Rotational viscometers are commonly used. They are simply constructed and user-friendly, they can measure a wide range of substances, and they can take highly accurate measurements. Viscosity is determined by measuring the torque (shearing stress) used on the cylindrical surface of a cylindrical rotor inserted into the sample and rotating at a constant speed. There are several types of rotors, including coaxial cylinder, single cylinder, and cone plate rotors. With cone plate rotors, by changing the number of rotations, the flow characteristics of non-Newtonian fluids can be obtained.
Kinematic viscosity is determined by passing the sample through a narrow tube and measuring the time it takes for the sample to pass through. The viscosity can be calculated using the sample's density (kinematic velocity = viscosity ÷ density). Capillary tube viscometers can measure Newtonian fluids with a relatively high level of precision. These viscometers are low cost and have been used for a long time, but the narrow tube makes cleaning complex, making it more troublesome for the user. ►Applications: petroleum products and pharmaceutical manufacturing.
Viscosity is determined by dropping a ball into the sample and measuring how long it takes to fall to the bottom. Because the ball meets with fluid resistance from the sample, the speed the ball falls will be different depending on the viscosity of the sample. These viscometers can accurately measure the viscosity of Newtonian fluids, from low-viscosity fluids like water to high-viscosity fluids like oil.
Viscosity is determined by inserting a vibrating instrument into a sample and measuring the viscous resistance when vibrating at a constant frequency. Vibration viscometers have a quick response time and can perform successive measurements. They are used as in-line process viscometers because of their ability to measure liquid as it is flowing.

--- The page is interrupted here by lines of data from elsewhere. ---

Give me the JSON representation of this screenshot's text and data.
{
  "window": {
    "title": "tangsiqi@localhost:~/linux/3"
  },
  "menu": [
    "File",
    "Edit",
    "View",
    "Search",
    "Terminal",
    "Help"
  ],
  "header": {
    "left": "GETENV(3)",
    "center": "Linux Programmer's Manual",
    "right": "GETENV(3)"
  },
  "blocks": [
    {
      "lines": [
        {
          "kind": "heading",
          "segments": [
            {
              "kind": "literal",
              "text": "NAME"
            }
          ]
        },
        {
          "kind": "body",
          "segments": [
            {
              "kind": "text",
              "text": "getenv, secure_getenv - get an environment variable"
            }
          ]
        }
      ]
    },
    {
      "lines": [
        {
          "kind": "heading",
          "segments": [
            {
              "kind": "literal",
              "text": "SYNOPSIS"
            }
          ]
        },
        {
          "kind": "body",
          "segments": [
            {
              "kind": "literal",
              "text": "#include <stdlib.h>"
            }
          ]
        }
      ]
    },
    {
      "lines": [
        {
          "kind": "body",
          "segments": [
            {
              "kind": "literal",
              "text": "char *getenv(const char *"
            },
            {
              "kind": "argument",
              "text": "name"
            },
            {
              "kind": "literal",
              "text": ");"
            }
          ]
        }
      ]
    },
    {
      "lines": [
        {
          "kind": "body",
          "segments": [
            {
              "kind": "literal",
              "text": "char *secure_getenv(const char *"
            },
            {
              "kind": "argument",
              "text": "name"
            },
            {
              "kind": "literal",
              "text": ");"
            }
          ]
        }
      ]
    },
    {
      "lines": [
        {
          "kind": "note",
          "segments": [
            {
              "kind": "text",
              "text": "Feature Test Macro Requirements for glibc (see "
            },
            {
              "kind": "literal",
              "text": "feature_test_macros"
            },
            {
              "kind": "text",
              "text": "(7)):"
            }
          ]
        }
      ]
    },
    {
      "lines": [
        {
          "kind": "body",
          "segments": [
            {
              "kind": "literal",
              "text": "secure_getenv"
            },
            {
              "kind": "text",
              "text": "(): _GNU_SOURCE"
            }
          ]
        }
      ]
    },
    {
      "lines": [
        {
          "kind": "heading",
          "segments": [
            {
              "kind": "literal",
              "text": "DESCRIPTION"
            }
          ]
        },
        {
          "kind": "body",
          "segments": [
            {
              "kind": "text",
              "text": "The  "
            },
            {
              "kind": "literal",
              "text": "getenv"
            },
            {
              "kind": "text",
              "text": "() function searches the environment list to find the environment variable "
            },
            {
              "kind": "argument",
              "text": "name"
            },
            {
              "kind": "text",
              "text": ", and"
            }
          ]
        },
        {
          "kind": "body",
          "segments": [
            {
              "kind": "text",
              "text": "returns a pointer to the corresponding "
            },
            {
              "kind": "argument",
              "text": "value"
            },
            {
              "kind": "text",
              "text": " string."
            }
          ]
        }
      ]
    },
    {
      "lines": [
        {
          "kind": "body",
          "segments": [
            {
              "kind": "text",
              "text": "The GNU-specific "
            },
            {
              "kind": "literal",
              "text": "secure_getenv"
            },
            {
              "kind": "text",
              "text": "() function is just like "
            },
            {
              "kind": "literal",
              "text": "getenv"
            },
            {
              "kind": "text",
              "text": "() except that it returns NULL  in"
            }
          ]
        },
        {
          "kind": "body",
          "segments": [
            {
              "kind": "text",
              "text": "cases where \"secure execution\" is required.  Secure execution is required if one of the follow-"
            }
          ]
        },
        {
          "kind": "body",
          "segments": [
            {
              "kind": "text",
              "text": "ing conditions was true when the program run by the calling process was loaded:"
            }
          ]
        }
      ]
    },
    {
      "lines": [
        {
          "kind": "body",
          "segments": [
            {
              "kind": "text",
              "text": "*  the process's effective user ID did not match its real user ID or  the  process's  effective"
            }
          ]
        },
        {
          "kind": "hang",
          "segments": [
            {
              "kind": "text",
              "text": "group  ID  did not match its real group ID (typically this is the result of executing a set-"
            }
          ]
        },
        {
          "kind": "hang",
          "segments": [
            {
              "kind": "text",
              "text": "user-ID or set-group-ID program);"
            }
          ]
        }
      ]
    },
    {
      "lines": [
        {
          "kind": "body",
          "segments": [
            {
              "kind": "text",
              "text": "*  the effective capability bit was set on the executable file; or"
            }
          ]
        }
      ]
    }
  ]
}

Viscosity is determined by filling a metal cup with the sample, draining the sample through an orifice (puncture) in the base of the cup, and measuring the time it takes for the sample to flow out. The time it takes for the sample to flow out of the orifice is generally measured with a stopwatch. ►Applications: paints and industrial oils (rarely used in the food industry).